Data records
▬▬▬▬▬▬
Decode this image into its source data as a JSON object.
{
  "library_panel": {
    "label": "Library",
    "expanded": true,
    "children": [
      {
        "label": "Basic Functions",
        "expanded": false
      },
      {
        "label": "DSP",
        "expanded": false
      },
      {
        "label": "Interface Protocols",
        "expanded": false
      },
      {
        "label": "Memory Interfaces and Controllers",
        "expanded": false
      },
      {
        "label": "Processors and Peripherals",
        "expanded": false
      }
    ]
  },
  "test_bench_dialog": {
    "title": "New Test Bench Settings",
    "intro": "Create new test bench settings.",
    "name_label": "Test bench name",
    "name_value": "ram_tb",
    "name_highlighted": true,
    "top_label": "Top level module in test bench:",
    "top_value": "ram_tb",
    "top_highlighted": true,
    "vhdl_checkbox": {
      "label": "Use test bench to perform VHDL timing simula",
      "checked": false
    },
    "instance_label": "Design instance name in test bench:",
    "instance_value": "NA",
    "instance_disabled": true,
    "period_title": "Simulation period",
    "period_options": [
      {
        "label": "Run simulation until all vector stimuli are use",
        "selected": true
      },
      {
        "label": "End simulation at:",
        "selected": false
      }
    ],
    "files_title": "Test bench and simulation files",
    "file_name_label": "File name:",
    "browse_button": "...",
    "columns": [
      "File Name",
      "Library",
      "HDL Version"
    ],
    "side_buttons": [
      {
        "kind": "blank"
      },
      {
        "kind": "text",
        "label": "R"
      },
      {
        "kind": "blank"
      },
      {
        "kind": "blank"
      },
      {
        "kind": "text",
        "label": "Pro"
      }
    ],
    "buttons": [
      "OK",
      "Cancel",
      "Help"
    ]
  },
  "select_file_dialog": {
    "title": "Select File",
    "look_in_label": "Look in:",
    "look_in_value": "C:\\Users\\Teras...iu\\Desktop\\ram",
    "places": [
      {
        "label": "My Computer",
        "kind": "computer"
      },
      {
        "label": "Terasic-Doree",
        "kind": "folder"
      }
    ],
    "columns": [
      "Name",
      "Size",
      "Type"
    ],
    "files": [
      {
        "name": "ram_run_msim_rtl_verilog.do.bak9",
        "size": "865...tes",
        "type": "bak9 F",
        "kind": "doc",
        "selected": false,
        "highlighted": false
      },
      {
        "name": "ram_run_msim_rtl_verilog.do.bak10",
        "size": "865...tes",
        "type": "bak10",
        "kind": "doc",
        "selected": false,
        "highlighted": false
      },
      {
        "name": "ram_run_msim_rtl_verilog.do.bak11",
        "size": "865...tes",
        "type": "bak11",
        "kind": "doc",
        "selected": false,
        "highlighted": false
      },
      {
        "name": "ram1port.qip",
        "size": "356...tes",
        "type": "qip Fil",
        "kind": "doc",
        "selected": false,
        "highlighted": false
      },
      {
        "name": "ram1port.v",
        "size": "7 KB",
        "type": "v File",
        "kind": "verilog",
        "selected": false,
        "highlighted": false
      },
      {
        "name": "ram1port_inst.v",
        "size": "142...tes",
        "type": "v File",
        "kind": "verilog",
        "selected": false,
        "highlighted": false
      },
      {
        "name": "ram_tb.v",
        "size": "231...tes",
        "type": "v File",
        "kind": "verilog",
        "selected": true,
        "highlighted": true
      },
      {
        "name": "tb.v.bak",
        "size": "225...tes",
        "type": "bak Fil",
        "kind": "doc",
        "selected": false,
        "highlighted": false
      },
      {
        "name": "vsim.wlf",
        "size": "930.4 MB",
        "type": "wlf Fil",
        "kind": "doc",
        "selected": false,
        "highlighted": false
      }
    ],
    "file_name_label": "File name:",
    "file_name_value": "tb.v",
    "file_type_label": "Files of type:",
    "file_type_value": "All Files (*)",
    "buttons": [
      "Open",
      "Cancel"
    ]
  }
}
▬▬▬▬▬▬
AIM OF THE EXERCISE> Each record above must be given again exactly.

EXPECTED ANSWER>
Decode this image into its source data as a JSON object.
{
  "library_panel": {
    "label": "Library",
    "expanded": true,
    "children": [
      {
        "label": "Basic Functions",
        "expanded": false
      },
      {
        "label": "DSP",
        "expanded": false
      },
      {
        "label": "Interface Protocols",
        "expanded": false
      },
      {
        "label": "Memory Interfaces and Controllers",
        "expanded": false
      },
      {
        "label": "Processors and Peripherals",
        "expanded": false
      }
    ]
  },
  "test_bench_dialog": {
    "title": "New Test Bench Settings",
    "intro": "Create new test bench settings.",
    "name_label": "Test bench name",
    "name_value": "ram_tb",
    "name_highlighted": true,
    "top_label": "Top level module in test bench:",
    "top_value": "ram_tb",
    "top_highlighted": true,
    "vhdl_checkbox": {
      "label": "Use test bench to perform VHDL timing simula",
      "checked": false
    },
    "instance_label": "Design instance name in test bench:",
    "instance_value": "NA",
    "instance_disabled": true,
    "period_title": "Simulation period",
    "period_options": [
      {
        "label": "Run simulation until all vector stimuli are use",
        "selected": true
      },
      {
        "label": "End simulation at:",
        "selected": false
      }
    ],
    "files_title": "Test bench and simulation files",
    "file_name_label": "File name:",
    "browse_button": "...",
    "columns": [
      "File Name",
      "Library",
      "HDL Version"
    ],
    "side_buttons": [
      {
        "kind": "blank"
      },
      {
        "kind": "text",
        "label": "R"
      },
      {
        "kind": "blank"
      },
      {
        "kind": "blank"
      },
      {
        "kind": "text",
        "label": "Pro"
      }
    ],
    "buttons": [
      "OK",
      "Cancel",
      "Help"
    ]
  },
  "select_file_dialog": {
    "title": "Select File",
    "look_in_label": "Look in:",
    "look_in_value": "C:\\Users\\Teras...iu\\Desktop\\ram",
    "places": [
      {
        "label": "My Computer",
        "kind": "computer"
      },
      {
        "label": "Terasic-Doree",
        "kind": "folder"
      }
    ],
    "columns": [
      "Name",
      "Size",
      "Type"
    ],
    "files": [
      {
        "name": "ram_run_msim_rtl_verilog.do.bak9",
        "size": "865...tes",
        "type": "bak9 F",
        "kind": "doc",
        "selected": false,
        "highlighted": false
      },
      {
        "name": "ram_run_msim_rtl_verilog.do.bak10",
        "size": "865...tes",
        "type": "bak10",
        "kind": "doc",
        "selected": false,
        "highlighted": false
      },
      {
        "name": "ram_run_msim_rtl_verilog.do.bak11",
        "size": "865...tes",
        "type": "bak11",
        "kind": "doc",
        "selected": false,
        "highlighted": false
      },
      {
        "name": "ram1port.qip",
        "size": "356...tes",
        "type": "qip Fil",
        "kind": "doc",
        "selected": false,
        "highlighted": false
      },
      {
        "name": "ram1port.v",
        "size": "7 KB",
        "type": "v File",
        "kind": "verilog",
        "selected": false,
        "highlighted": false
      },
      {
        "name": "ram1port_inst.v",
        "size": "142...tes",
        "type": "v File",
        "kind": "verilog",
        "selected": false,
        "highlighted": false
      },
      {
        "name": "ram_tb.v",
        "size": "231...tes",
        "type": "v File",
        "kind": "verilog",
        "selected": true,
        "highlighted": true
      },
      {
        "name": "tb.v.bak",
        "size": "225...tes",
        "type": "bak Fil",
        "kind": "doc",
        "selected": false,
        "highlighted": false
      },
      {
        "name": "vsim.wlf",
        "size": "930.4 MB",
        "type": "wlf Fil",
        "kind": "doc",
        "selected": false,
        "highlighted": false
      }
    ],
    "file_name_label": "File name:",
    "file_name_value": "tb.v",
    "file_type_label": "Files of type:",
    "file_type_value": "All Files (*)",
    "buttons": [
      "Open",
      "Cancel"
    ]
  }
}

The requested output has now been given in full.